This is the hardest one. You need to take a cold, hard look in the mirror and know whether you can make a real success of the campaign – better than any other agency. Sure, you might be able to win the account, but can your team knock the execution out of the park? Some clients feel right and are on home turf, others are a logical extension. It’s the ones which are two degrees of separation from your domain that are probably best passed up. Just be honest about what you are good at – that will help your client’s reputation and yours.
Does this client fit in terms of the scope of the program? Yes, in terms of budget but also the types of activities you’ll be doing. You don’t want a skinny scope where you can’t make a difference. Harder to turn away are the outsized clients you’d love to win, but just don’t have the resources to handle. True, someone has to be the largest client and you need to stretch, but don’t let the current roster suffer as a cuckoo client takes over. If a client is 50% larger than the next or more than 20% of revenues, think carefully whether you are the right firm.

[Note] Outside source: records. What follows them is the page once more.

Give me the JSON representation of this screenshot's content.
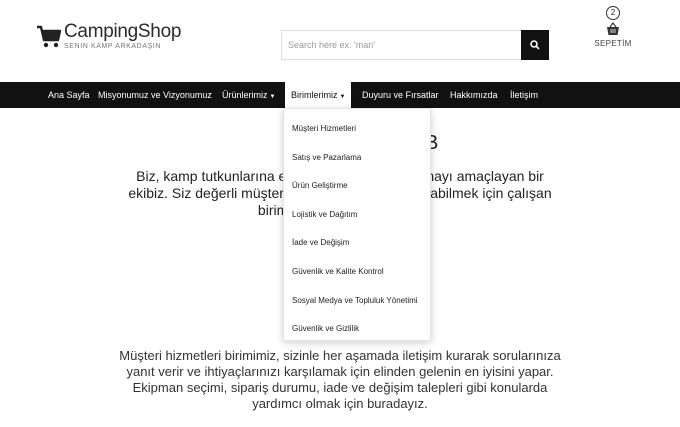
{
  "header": {
    "logo_title": "CampingShop",
    "logo_subtitle": "SENIN KAMP ARKADAŞIN",
    "search_placeholder": "Search here ex. 'man'",
    "basket_count": "2",
    "basket_label": "SEPETİM"
  },
  "nav": {
    "items": [
      {
        "label": "Ana Sayfa"
      },
      {
        "label": "Misyonumuz ve Vizyonumuz"
      },
      {
        "label": "Ürünlerimiz"
      },
      {
        "label": "Birimlerimiz"
      },
      {
        "label": "Duyuru ve Fırsatlar"
      },
      {
        "label": "Hakkımızda"
      },
      {
        "label": "İletişim"
      }
    ]
  },
  "dropdown": {
    "items": [
      "Müşteri Hizmetleri",
      "Satış ve Pazarlama",
      "Ürün Geliştirme",
      "Lojistik ve Dağıtım",
      "İade ve Değişim",
      "Güvenlik ve Kalite Kontrol",
      "Sosyal Medya ve Topluluk Yönetimi",
      "Güvenlik ve Gizlilik"
    ]
  },
  "content": {
    "heading_fragment": "B",
    "intro_line1": "Biz, kamp tutkunlarına en                                  nayı amaçlayan bir",
    "intro_line2": "ekibiz. Siz değerli müşterile                                  abilmek için çalışan",
    "intro_line3": "birimleri                          iz:",
    "description": "Müşteri hizmetleri birimimiz, sizinle her aşamada iletişim kurarak sorularınıza yanıt verir ve ihtiyaçlarınızı karşılamak için elinden gelenin en iyisini yapar. Ekipman seçimi, sipariş durumu, iade ve değişim talepleri gibi konularda yardımcı olmak için buradayız."
  },
  "colors": {
    "nav_bg": "#111111",
    "accent": "#111111"
  }
}
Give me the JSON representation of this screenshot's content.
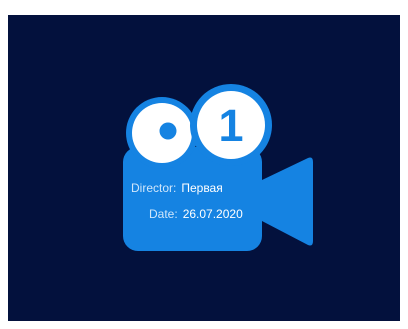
{
  "slate": {
    "number": "1",
    "director_label": "Director:",
    "director_value": "Первая",
    "date_label": "Date:",
    "date_value": "26.07.2020"
  },
  "colors": {
    "background": "#03113d",
    "camera_body": "#1583e2",
    "reel_fill": "#ffffff",
    "reel_outline": "#1583e2",
    "reel_dot": "#1583e2"
  },
  "icons": {
    "camera": "video-camera-icon",
    "reel_left": "film-reel-icon",
    "reel_right": "film-reel-icon"
  }
}
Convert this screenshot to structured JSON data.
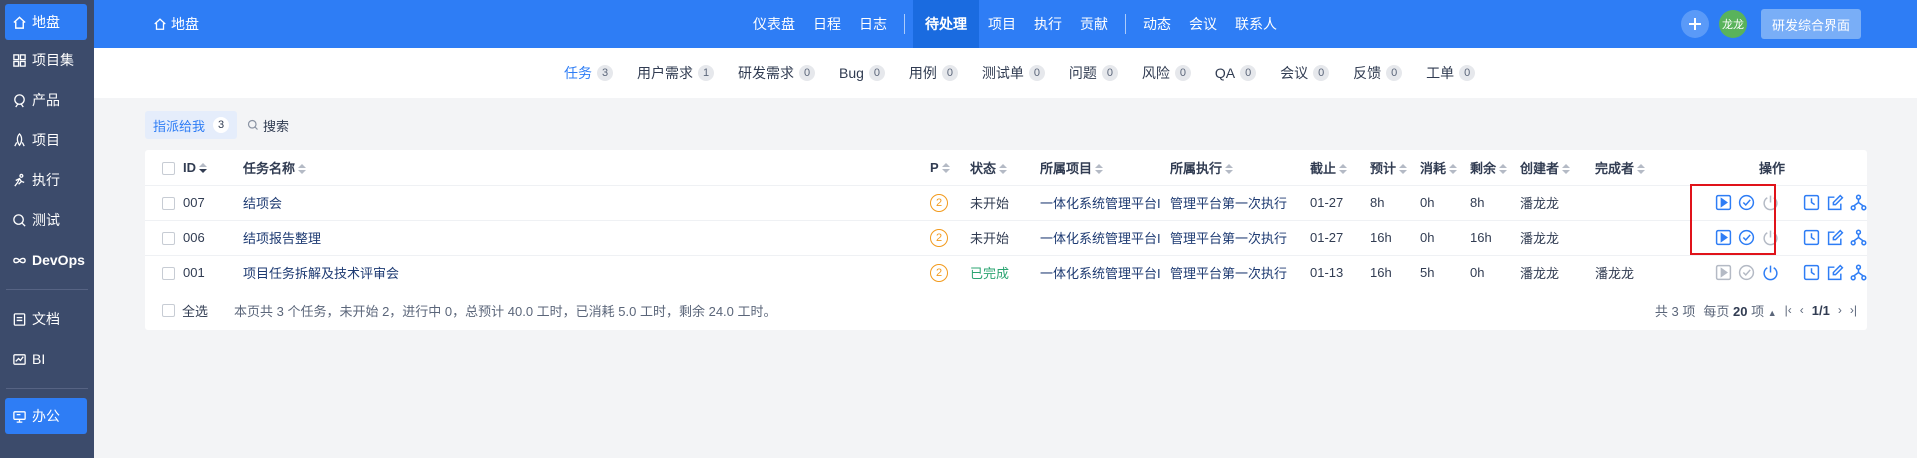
{
  "sidebar": {
    "items": [
      {
        "label": "地盘",
        "icon": "home-icon"
      },
      {
        "label": "项目集",
        "icon": "grid-icon"
      },
      {
        "label": "产品",
        "icon": "product-icon"
      },
      {
        "label": "项目",
        "icon": "project-icon"
      },
      {
        "label": "执行",
        "icon": "run-icon"
      },
      {
        "label": "测试",
        "icon": "test-icon"
      },
      {
        "label": "DevOps",
        "icon": "infinity-icon"
      },
      {
        "label": "文档",
        "icon": "document-icon"
      },
      {
        "label": "BI",
        "icon": "chart-icon"
      },
      {
        "label": "办公",
        "icon": "office-icon"
      }
    ]
  },
  "header": {
    "brand": "地盘",
    "nav": [
      "仪表盘",
      "日程",
      "日志",
      "待处理",
      "项目",
      "执行",
      "贡献",
      "动态",
      "会议",
      "联系人"
    ],
    "active_nav": "待处理",
    "avatar": "龙龙",
    "rd_button": "研发综合界面"
  },
  "subnav": {
    "tabs": [
      {
        "label": "任务",
        "count": "3"
      },
      {
        "label": "用户需求",
        "count": "1"
      },
      {
        "label": "研发需求",
        "count": "0"
      },
      {
        "label": "Bug",
        "count": "0"
      },
      {
        "label": "用例",
        "count": "0"
      },
      {
        "label": "测试单",
        "count": "0"
      },
      {
        "label": "问题",
        "count": "0"
      },
      {
        "label": "风险",
        "count": "0"
      },
      {
        "label": "QA",
        "count": "0"
      },
      {
        "label": "会议",
        "count": "0"
      },
      {
        "label": "反馈",
        "count": "0"
      },
      {
        "label": "工单",
        "count": "0"
      }
    ]
  },
  "filter": {
    "label": "指派给我",
    "count": "3",
    "search": "搜索"
  },
  "table": {
    "headers": {
      "id": "ID",
      "name": "任务名称",
      "pri": "P",
      "status": "状态",
      "project": "所属项目",
      "execution": "所属执行",
      "deadline": "截止",
      "estimate": "预计",
      "consumed": "消耗",
      "left": "剩余",
      "creator": "创建者",
      "finisher": "完成者",
      "actions": "操作"
    },
    "rows": [
      {
        "id": "007",
        "name": "结项会",
        "pri": "2",
        "status": "未开始",
        "project": "一体化系统管理平台I",
        "execution": "管理平台第一次执行",
        "deadline": "01-27",
        "estimate": "8h",
        "consumed": "0h",
        "left": "8h",
        "creator": "潘龙龙",
        "finisher": ""
      },
      {
        "id": "006",
        "name": "结项报告整理",
        "pri": "2",
        "status": "未开始",
        "project": "一体化系统管理平台I",
        "execution": "管理平台第一次执行",
        "deadline": "01-27",
        "estimate": "16h",
        "consumed": "0h",
        "left": "16h",
        "creator": "潘龙龙",
        "finisher": ""
      },
      {
        "id": "001",
        "name": "项目任务拆解及技术评审会",
        "pri": "2",
        "status": "已完成",
        "project": "一体化系统管理平台I",
        "execution": "管理平台第一次执行",
        "deadline": "01-13",
        "estimate": "16h",
        "consumed": "5h",
        "left": "0h",
        "creator": "潘龙龙",
        "finisher": "潘龙龙"
      }
    ],
    "footer": {
      "select_all": "全选",
      "summary": "本页共 3 个任务，未开始 2，进行中 0，总预计 40.0 工时，已消耗 5.0 工时，剩余 24.0 工时。",
      "total": "共 3 项",
      "per_page_prefix": "每页",
      "per_page": "20",
      "per_page_suffix": "项",
      "page": "1/1"
    }
  },
  "colors": {
    "primary": "#2e7df5",
    "sidebar": "#3c4b6b",
    "done": "#2ba471",
    "priority": "#f29a1c",
    "highlight": "#e0131a"
  }
}
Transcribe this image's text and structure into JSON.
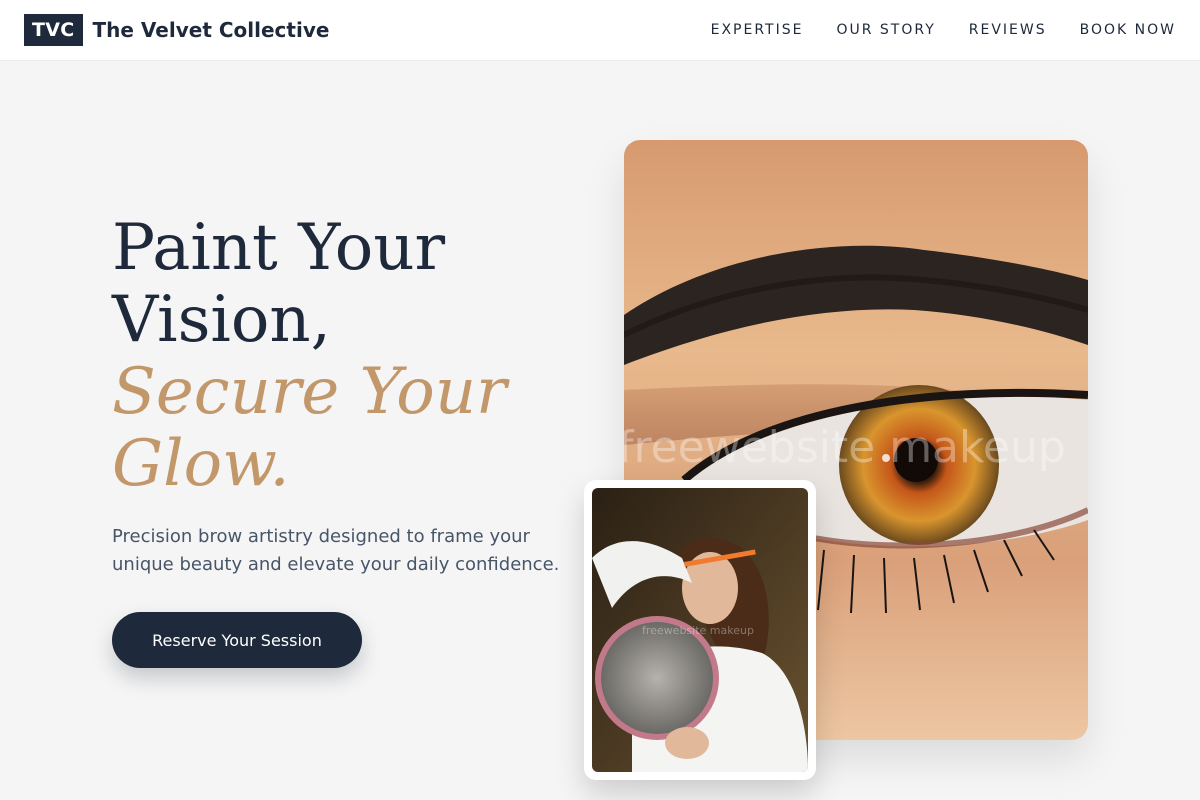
{
  "brand": {
    "logo": "TVC",
    "name": "The Velvet Collective"
  },
  "nav": {
    "items": [
      {
        "label": "EXPERTISE"
      },
      {
        "label": "OUR STORY"
      },
      {
        "label": "REVIEWS"
      },
      {
        "label": "BOOK NOW"
      }
    ]
  },
  "hero": {
    "title_line1": "Paint Your",
    "title_line2": "Vision,",
    "title_accent_line1": "Secure Your",
    "title_accent_line2": "Glow.",
    "subtitle": "Precision brow artistry designed to frame your unique beauty and elevate your daily confidence.",
    "cta_label": "Reserve Your Session"
  },
  "images": {
    "main_watermark": "freewebsite makeup",
    "inset_watermark": "freewebsite makeup"
  },
  "colors": {
    "primary": "#1e293b",
    "accent": "#c2986b",
    "background": "#f5f5f5",
    "text_muted": "#475569"
  }
}
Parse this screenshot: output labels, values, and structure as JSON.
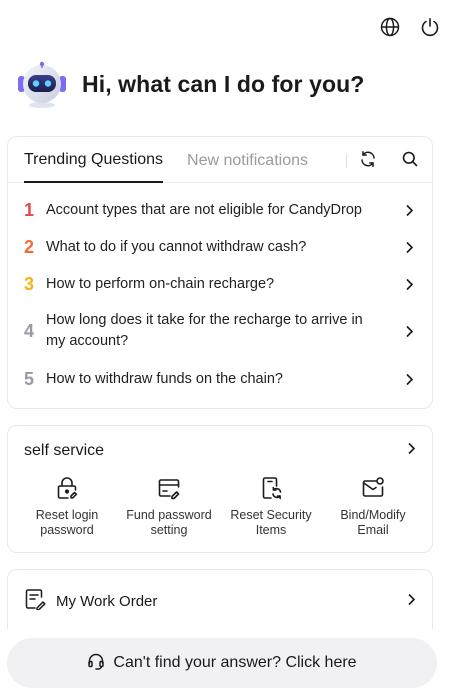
{
  "header": {
    "language_icon": "globe-icon",
    "power_icon": "power-icon"
  },
  "hero": {
    "greeting": "Hi, what can I do for you?",
    "avatar_icon": "robot-avatar"
  },
  "questions_card": {
    "tabs": [
      {
        "label": "Trending Questions",
        "active": true
      },
      {
        "label": "New notifications",
        "active": false
      }
    ],
    "refresh_icon": "refresh-icon",
    "search_icon": "search-icon",
    "items": [
      {
        "num": "1",
        "color": "#e5484d",
        "text": "Account types that are not eligible for CandyDrop"
      },
      {
        "num": "2",
        "color": "#f26b3a",
        "text": "What to do if you cannot withdraw cash?"
      },
      {
        "num": "3",
        "color": "#f5b316",
        "text": "How to perform on-chain recharge?"
      },
      {
        "num": "4",
        "color": "#9a9aa0",
        "text": "How long does it take for the recharge to arrive in my account?"
      },
      {
        "num": "5",
        "color": "#9a9aa0",
        "text": "How to withdraw funds on the chain?"
      }
    ]
  },
  "self_service": {
    "title": "self service",
    "items": [
      {
        "label": "Reset login password",
        "icon": "lock-reset-icon"
      },
      {
        "label": "Fund password setting",
        "icon": "card-edit-icon"
      },
      {
        "label": "Reset Security Items",
        "icon": "device-refresh-icon"
      },
      {
        "label": "Bind/Modify Email",
        "icon": "email-icon"
      }
    ]
  },
  "work_order": {
    "label": "My Work Order",
    "icon": "work-order-icon"
  },
  "footer": {
    "label": "Can't find your answer? Click here",
    "icon": "headset-icon"
  }
}
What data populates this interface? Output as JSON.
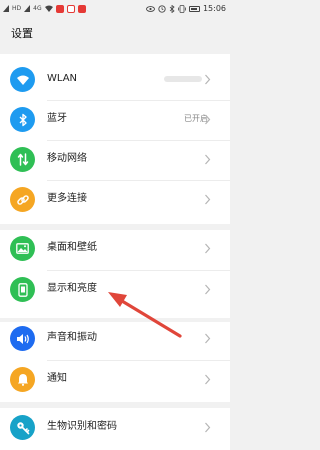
{
  "status_bar": {
    "network_label_1": "HD",
    "network_label_2": "4G",
    "time": "15:06",
    "colors": {
      "notification_red": "#e53935"
    }
  },
  "page": {
    "title": "设置"
  },
  "sections": [
    {
      "items": [
        {
          "label": "WLAN",
          "value": "",
          "icon": "wifi-icon",
          "color": "#1e9bf0"
        },
        {
          "label": "蓝牙",
          "value": "已开启",
          "icon": "bluetooth-icon",
          "color": "#1e9bf0"
        },
        {
          "label": "移动网络",
          "value": "",
          "icon": "mobile-network-icon",
          "color": "#2fbf55"
        },
        {
          "label": "更多连接",
          "value": "",
          "icon": "link-icon",
          "color": "#f5a623"
        }
      ]
    },
    {
      "items": [
        {
          "label": "桌面和壁纸",
          "value": "",
          "icon": "wallpaper-icon",
          "color": "#2fbf55"
        },
        {
          "label": "显示和亮度",
          "value": "",
          "icon": "display-icon",
          "color": "#2fbf55"
        }
      ]
    },
    {
      "items": [
        {
          "label": "声音和振动",
          "value": "",
          "icon": "sound-icon",
          "color": "#1e6bf0"
        },
        {
          "label": "通知",
          "value": "",
          "icon": "notification-icon",
          "color": "#f5a623"
        }
      ]
    },
    {
      "items": [
        {
          "label": "生物识别和密码",
          "value": "",
          "icon": "key-icon",
          "color": "#17a2c8"
        }
      ]
    }
  ],
  "annotation": {
    "icon": "red-arrow-icon",
    "color": "#e0463a"
  }
}
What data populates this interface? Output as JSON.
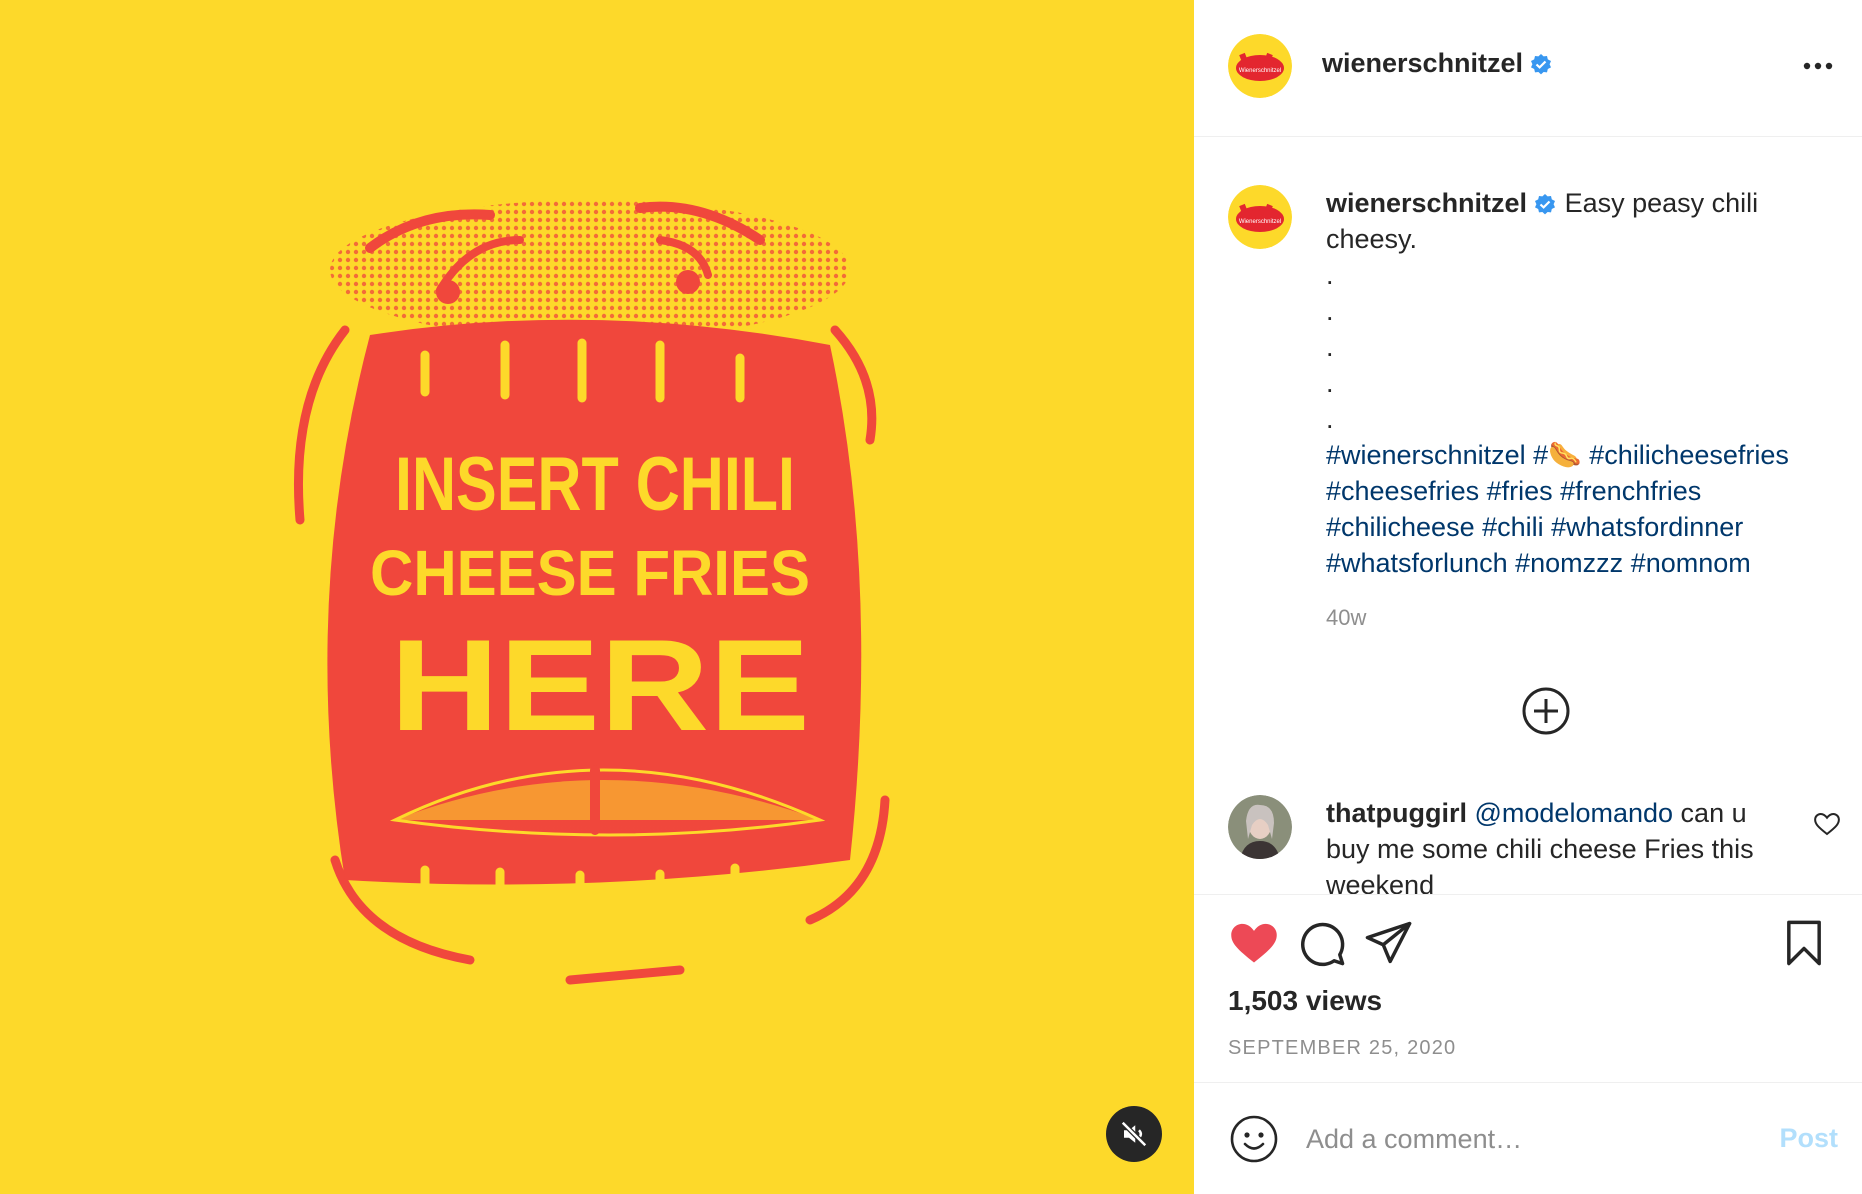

You have to develop a sixth sense about what the main client contact will be like to work with. This is important for both parties since we each have different working styles. You can’t allow a dysfunctional relationship to develop – it’ll cost you time, energy and potentially staff. The best time to prevent that is before you engage.
Is this company a winner? You want to work with companies you believe in and that will succeed. They want a team which is committed and on-side. Late market followers or startups which can’t execute are hard to promote and often fail. By contrast, the leaders and disruptors tend to be bolder in their marketing, push harder, hire A-grade staff, and have a more robust pipeline of developments, which goes to fuel future success.
How does this company view marketing? Are you going to be a partner or does the company have a track record of churning agencies? That can signal internal issues which they should resolve before engaging another firm.
No prospect who in good faith approaches an agency wants to feel like they are being ‘qualified’. I still hear tales of companies getting turned down flat because their budget is lower than $20k or whatever. That just comes off as self-important and frankly rude. In those first interactions, we’re both looking for the foundations of a successful long-term campaign. It’s in all our interests to guide prospects through that process smoothly, even if it’s not a client-agency fit. But done well, I’ve found these guidelines to be useful in determining if my firm is a match, and in referring clients on when it isn’t. And I’ve found the resulting campaigns and relationships to be the stronger for it.
Morgan McLintic is the founder of Firebrand. With over 25 years’ experience in the tech sector, he advises clients about their marketing and PR strategy. Prior to Firebrand, he was the founder of digital communications agency, LEWIS in the US, growing it to 250 staff and $35m revenue.